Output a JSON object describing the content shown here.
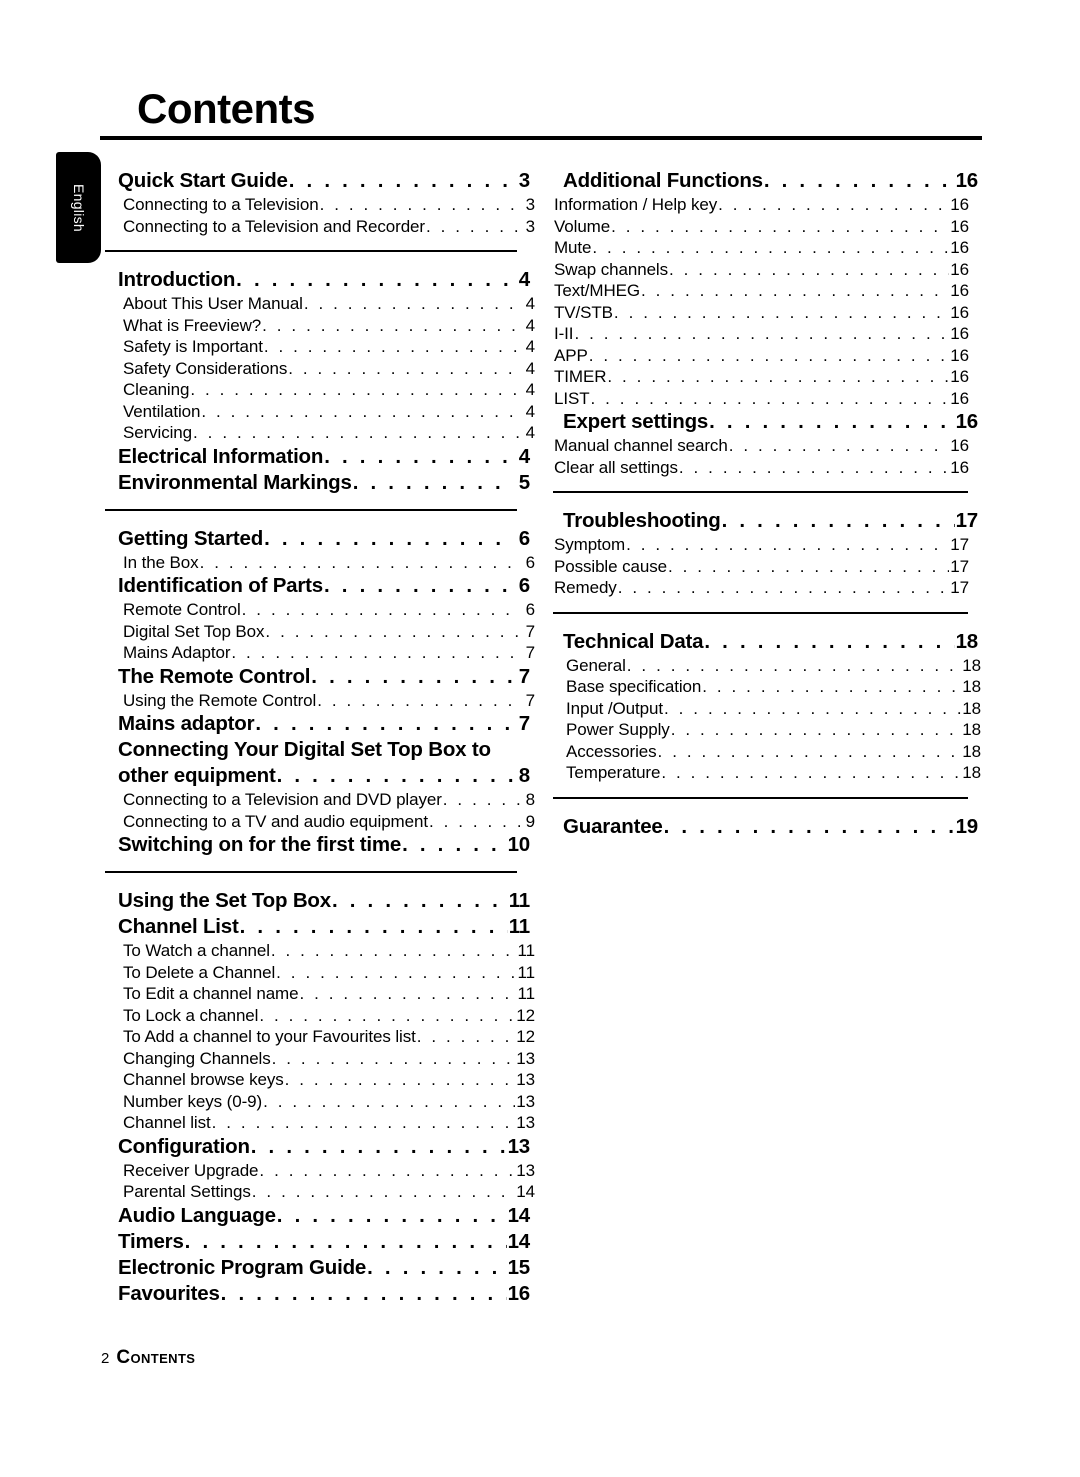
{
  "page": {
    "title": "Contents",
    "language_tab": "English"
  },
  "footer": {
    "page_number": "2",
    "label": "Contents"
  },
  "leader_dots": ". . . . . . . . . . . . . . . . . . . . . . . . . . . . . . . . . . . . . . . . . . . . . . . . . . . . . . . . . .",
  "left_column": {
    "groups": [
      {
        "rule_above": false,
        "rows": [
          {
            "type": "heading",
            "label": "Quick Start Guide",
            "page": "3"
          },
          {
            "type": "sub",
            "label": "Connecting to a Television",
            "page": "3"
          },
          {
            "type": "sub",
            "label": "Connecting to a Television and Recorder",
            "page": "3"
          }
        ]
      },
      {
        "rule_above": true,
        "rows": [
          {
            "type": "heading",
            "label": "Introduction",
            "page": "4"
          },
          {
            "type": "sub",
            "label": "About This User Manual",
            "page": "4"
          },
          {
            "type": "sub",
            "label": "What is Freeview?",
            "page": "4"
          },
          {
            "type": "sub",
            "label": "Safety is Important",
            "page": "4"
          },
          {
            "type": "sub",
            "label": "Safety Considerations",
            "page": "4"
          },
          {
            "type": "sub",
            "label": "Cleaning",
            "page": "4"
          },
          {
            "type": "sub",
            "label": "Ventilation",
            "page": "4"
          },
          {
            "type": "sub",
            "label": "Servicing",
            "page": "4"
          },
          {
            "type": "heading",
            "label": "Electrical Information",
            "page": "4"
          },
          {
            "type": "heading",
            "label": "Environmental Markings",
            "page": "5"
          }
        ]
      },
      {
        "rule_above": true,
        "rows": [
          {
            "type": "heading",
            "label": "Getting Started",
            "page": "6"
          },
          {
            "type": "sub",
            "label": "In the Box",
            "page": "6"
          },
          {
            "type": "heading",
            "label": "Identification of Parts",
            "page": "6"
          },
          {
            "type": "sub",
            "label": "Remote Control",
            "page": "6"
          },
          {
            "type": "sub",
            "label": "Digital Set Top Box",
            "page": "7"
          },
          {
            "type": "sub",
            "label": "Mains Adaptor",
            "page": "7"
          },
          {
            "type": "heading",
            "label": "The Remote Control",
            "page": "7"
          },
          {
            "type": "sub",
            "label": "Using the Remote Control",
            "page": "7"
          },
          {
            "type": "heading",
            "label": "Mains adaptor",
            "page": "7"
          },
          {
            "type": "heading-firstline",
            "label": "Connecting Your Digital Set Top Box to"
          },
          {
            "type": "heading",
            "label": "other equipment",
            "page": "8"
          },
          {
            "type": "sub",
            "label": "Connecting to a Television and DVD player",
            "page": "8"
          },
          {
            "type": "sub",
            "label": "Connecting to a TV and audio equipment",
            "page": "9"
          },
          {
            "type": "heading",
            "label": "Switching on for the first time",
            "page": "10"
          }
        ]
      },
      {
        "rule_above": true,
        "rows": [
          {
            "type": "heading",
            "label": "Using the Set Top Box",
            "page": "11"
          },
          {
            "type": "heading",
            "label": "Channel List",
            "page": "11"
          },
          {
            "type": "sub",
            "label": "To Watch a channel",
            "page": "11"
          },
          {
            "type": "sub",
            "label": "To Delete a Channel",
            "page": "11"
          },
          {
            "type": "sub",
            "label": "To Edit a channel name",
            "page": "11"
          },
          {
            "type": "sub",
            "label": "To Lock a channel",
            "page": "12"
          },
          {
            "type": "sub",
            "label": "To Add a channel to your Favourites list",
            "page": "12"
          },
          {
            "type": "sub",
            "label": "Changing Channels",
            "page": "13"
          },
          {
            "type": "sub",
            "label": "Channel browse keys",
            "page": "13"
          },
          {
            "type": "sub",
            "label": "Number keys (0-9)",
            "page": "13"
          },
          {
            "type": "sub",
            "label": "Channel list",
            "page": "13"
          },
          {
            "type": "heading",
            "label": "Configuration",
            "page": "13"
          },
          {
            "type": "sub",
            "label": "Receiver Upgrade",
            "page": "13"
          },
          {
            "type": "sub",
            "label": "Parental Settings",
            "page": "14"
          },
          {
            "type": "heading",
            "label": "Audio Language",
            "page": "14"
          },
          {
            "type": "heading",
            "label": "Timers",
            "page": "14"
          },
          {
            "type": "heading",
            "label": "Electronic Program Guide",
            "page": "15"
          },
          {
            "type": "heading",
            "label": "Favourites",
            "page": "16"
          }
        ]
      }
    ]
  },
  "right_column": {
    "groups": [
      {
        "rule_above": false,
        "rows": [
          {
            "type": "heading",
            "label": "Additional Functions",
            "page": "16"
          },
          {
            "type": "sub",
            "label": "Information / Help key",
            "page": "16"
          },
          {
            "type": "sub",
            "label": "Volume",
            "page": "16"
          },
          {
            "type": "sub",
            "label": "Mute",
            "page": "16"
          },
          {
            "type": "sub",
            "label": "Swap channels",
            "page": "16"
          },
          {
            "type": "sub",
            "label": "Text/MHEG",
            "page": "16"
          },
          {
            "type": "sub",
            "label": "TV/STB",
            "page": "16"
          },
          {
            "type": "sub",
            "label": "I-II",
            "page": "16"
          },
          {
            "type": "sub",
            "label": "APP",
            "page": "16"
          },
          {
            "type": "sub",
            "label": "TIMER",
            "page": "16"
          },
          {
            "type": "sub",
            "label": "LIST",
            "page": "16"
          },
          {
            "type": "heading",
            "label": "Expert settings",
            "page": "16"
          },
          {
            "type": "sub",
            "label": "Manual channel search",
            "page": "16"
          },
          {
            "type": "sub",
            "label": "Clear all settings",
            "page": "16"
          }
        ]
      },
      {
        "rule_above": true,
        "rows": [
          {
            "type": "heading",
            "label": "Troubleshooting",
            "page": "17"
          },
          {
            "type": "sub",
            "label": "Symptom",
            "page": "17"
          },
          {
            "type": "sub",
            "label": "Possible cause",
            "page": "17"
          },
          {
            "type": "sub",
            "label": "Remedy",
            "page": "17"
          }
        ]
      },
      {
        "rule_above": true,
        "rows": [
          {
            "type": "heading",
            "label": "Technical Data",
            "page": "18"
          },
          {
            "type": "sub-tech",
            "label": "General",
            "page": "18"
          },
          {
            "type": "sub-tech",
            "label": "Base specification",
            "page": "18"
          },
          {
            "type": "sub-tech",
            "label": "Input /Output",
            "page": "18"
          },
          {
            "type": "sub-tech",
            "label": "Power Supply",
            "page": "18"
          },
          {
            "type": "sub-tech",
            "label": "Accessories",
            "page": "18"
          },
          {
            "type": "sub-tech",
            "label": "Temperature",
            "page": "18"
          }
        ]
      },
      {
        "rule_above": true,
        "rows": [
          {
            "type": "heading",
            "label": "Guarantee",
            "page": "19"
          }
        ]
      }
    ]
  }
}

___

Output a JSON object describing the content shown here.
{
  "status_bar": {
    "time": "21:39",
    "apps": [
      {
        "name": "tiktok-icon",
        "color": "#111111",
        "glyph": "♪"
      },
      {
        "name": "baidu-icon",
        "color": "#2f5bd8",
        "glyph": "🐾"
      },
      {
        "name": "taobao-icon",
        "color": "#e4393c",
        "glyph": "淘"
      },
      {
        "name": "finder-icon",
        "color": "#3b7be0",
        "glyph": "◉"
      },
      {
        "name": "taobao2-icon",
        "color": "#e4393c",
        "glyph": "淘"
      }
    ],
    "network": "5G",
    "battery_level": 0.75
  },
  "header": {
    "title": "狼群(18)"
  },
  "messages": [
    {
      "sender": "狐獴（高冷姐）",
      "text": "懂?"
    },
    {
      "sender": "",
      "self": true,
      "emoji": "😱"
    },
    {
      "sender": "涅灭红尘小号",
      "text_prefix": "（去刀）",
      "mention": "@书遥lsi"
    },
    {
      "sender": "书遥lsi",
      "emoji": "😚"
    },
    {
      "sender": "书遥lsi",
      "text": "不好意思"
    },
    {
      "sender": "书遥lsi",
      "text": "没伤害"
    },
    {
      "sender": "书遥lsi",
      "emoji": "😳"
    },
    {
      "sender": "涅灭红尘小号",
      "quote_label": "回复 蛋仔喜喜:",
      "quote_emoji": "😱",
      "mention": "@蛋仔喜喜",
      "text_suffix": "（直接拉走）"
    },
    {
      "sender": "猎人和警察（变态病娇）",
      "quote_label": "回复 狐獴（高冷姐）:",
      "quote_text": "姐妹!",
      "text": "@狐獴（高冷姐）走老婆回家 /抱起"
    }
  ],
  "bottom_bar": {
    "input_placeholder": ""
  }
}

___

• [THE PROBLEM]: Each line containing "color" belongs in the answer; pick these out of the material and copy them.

• [SOLUTION FOR THIS TASK]:
        "color": "#111111",
        "color": "#2f5bd8",
        "color": "#e4393c",
        "color": "#3b7be0",
        "color": "#e4393c",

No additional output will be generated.